The college hinted it will have to launch an “independent commission of inquiry” into the legacy and posthumous vales of Rhodes, including scholarships at the university.
Susan Brown, leader of Oxford City Council, supported the stance to take down the statue.
She revealed that the college’s inquiry would be a chance to decide where the statue will “best be curated in future”, as the fate of the statue has divided opinion.
Campaigners claim Rhodes was a colonialist and his statute stand as celebration of his ‘evil’ past.
The governors of the Oxford University college voted on yesterday to remove the statue of the colonialist.
However, authorities say the removal, due to the ‘Rhodes Must Fall’ campaign is not expected to be immediate – as the college says there will need to be consultations over planning regulations.
The announcement was “hopeful”, according to the campaigners but they warned they would remain cautious until the college had actually carried out the removal.
Campaigners disclosed in a statement that until the “Rhodes statue ceases to adorn the facade of Oriel College on Oxford’s High Street” there would still be protests over “imperial and colonial iconography” in university buildings.
The governors of the college said the decision had been reached “after a thoughtful period of debate and reflection”.
They are also fully aware of the impact these decisions are likely to have in Britain and around the world.
The commission intends to consult with groups including students, local people, councillors and the Rhodes Must Fall campaigners as they consider pertinent issues widely.
Support for black and ethnic minority students and a commitment to “diversity” are part of the issues the commission will explore.
Labour MP Bell Ribeiro-Addy called it the “right decision” on Twitter, adding that it was “time to take figures like Rhodes down off their pedestals”.

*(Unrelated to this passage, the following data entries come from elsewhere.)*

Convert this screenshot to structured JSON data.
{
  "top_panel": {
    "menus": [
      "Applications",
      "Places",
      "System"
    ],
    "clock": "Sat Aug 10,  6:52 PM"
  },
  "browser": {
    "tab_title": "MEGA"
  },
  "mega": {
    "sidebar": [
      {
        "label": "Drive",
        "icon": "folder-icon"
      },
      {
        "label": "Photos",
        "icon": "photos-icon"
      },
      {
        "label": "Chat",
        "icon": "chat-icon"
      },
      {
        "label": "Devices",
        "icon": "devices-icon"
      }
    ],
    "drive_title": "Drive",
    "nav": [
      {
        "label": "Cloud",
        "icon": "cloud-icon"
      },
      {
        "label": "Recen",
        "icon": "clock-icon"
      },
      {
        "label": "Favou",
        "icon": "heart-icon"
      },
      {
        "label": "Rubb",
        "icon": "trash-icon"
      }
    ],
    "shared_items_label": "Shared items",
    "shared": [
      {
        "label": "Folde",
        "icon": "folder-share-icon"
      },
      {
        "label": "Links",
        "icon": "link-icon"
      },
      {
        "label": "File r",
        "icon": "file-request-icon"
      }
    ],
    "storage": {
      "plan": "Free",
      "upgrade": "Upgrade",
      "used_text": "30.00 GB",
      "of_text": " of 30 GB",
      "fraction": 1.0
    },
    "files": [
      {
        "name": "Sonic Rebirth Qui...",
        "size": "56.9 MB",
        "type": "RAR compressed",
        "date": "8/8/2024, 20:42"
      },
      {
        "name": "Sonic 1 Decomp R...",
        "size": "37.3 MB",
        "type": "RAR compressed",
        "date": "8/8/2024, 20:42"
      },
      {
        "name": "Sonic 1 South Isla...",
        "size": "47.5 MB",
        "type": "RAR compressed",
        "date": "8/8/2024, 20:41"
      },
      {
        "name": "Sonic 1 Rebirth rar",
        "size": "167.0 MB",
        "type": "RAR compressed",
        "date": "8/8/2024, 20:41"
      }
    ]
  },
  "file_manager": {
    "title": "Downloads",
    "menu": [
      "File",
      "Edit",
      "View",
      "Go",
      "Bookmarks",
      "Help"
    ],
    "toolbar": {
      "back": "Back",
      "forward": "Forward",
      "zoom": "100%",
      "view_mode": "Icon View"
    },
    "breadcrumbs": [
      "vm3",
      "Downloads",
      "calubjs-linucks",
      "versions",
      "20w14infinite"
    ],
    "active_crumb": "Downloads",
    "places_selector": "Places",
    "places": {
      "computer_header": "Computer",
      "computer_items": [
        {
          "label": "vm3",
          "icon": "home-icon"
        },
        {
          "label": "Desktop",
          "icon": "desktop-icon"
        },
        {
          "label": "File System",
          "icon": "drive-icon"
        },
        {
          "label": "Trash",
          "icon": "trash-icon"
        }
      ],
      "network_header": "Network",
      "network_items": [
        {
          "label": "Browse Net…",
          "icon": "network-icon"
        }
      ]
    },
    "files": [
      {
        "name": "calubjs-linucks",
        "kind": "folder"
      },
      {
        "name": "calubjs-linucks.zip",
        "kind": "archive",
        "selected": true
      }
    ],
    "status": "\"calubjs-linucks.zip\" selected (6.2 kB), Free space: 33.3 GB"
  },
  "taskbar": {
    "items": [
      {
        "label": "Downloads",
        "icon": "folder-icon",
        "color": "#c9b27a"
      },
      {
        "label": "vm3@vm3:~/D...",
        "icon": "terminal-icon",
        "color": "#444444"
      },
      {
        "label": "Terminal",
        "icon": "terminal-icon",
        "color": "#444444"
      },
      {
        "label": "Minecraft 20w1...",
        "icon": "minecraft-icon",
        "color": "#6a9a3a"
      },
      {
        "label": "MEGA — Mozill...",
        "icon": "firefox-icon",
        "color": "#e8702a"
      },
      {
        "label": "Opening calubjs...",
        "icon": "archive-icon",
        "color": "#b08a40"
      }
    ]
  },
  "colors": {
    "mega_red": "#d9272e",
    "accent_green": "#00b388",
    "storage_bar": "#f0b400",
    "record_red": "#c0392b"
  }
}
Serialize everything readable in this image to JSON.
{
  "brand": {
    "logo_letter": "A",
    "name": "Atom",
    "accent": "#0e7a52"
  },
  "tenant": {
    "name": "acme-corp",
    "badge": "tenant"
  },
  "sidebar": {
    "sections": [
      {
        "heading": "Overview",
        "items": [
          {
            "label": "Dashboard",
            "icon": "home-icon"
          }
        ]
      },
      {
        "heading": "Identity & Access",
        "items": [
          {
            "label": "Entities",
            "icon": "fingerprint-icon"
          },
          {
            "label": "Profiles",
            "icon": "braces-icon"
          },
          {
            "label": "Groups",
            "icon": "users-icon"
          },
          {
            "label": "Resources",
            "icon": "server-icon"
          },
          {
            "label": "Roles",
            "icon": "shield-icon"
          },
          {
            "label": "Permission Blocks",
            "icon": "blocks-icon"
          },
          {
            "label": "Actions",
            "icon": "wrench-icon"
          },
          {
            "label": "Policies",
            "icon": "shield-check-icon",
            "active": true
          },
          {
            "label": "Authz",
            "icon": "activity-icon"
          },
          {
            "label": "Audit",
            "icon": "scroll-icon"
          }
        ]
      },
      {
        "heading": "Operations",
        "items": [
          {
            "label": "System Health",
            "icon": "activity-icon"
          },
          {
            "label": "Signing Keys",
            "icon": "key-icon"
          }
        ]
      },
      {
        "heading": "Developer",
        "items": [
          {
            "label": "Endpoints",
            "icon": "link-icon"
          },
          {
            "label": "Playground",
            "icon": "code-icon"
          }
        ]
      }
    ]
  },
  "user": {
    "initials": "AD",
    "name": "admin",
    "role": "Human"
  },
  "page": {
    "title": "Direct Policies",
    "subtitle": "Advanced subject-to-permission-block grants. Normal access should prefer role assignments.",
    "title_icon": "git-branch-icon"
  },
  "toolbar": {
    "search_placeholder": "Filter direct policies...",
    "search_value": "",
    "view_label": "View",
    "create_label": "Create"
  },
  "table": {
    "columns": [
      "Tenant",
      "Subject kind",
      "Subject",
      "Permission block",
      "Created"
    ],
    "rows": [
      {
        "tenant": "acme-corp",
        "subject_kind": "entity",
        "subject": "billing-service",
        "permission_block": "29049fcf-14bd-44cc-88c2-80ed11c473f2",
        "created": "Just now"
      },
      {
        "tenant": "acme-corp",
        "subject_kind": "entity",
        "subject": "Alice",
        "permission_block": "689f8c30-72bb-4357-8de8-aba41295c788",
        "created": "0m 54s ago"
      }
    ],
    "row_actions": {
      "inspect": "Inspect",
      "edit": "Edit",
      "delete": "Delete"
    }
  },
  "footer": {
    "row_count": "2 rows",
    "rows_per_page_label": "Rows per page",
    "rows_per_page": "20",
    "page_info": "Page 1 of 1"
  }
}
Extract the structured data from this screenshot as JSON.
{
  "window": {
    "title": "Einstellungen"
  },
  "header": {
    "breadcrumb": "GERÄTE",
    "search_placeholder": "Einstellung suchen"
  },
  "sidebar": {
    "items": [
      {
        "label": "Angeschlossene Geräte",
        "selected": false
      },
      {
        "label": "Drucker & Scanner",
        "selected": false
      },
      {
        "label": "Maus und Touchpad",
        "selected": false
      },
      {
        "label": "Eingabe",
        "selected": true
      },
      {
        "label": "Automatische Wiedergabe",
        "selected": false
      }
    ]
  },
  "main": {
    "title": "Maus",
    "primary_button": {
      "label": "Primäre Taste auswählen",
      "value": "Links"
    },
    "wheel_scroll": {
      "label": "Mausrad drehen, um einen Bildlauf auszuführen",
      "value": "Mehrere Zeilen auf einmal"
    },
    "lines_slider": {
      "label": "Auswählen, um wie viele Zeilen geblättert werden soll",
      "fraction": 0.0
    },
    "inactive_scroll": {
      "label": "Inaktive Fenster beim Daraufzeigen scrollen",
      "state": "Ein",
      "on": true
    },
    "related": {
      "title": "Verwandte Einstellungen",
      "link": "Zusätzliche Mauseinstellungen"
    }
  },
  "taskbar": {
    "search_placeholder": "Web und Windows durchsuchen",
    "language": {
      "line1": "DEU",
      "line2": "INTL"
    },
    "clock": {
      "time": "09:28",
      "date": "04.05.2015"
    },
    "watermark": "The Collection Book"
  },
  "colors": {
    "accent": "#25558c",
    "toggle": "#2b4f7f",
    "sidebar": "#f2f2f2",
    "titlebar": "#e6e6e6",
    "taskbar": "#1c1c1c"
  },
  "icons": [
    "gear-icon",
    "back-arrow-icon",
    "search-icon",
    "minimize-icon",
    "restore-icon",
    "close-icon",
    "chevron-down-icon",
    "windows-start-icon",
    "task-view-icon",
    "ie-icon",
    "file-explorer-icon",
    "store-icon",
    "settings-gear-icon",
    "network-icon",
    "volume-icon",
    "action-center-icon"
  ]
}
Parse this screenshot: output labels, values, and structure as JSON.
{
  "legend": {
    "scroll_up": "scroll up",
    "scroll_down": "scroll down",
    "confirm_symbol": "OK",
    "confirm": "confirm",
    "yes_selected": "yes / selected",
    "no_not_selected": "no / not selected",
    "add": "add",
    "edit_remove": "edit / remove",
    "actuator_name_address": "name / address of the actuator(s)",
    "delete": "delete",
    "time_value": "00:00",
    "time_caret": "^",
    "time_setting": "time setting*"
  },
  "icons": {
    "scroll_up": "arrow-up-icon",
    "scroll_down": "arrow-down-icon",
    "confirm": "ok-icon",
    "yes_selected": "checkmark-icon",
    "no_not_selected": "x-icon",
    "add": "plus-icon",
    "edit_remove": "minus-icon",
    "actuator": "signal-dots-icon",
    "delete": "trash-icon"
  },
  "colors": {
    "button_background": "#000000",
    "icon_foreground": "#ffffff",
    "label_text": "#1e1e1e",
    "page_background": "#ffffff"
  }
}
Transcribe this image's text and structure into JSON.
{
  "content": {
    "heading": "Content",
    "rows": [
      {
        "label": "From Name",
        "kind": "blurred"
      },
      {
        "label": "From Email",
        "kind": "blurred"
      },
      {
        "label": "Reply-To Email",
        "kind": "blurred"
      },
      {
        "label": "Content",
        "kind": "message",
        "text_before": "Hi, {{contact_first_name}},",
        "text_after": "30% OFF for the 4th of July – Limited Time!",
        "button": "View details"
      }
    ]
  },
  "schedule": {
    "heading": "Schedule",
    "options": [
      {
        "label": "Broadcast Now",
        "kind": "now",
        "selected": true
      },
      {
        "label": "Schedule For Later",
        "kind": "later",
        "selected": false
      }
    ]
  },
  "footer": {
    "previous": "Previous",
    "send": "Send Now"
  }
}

Alan Rusbridger, principal of Lady Margaret Hall in Oxford, also welcomed the decision, tweeting: “I hope they can find a good home for him where we can discuss him rather than (appear to) venerate him.”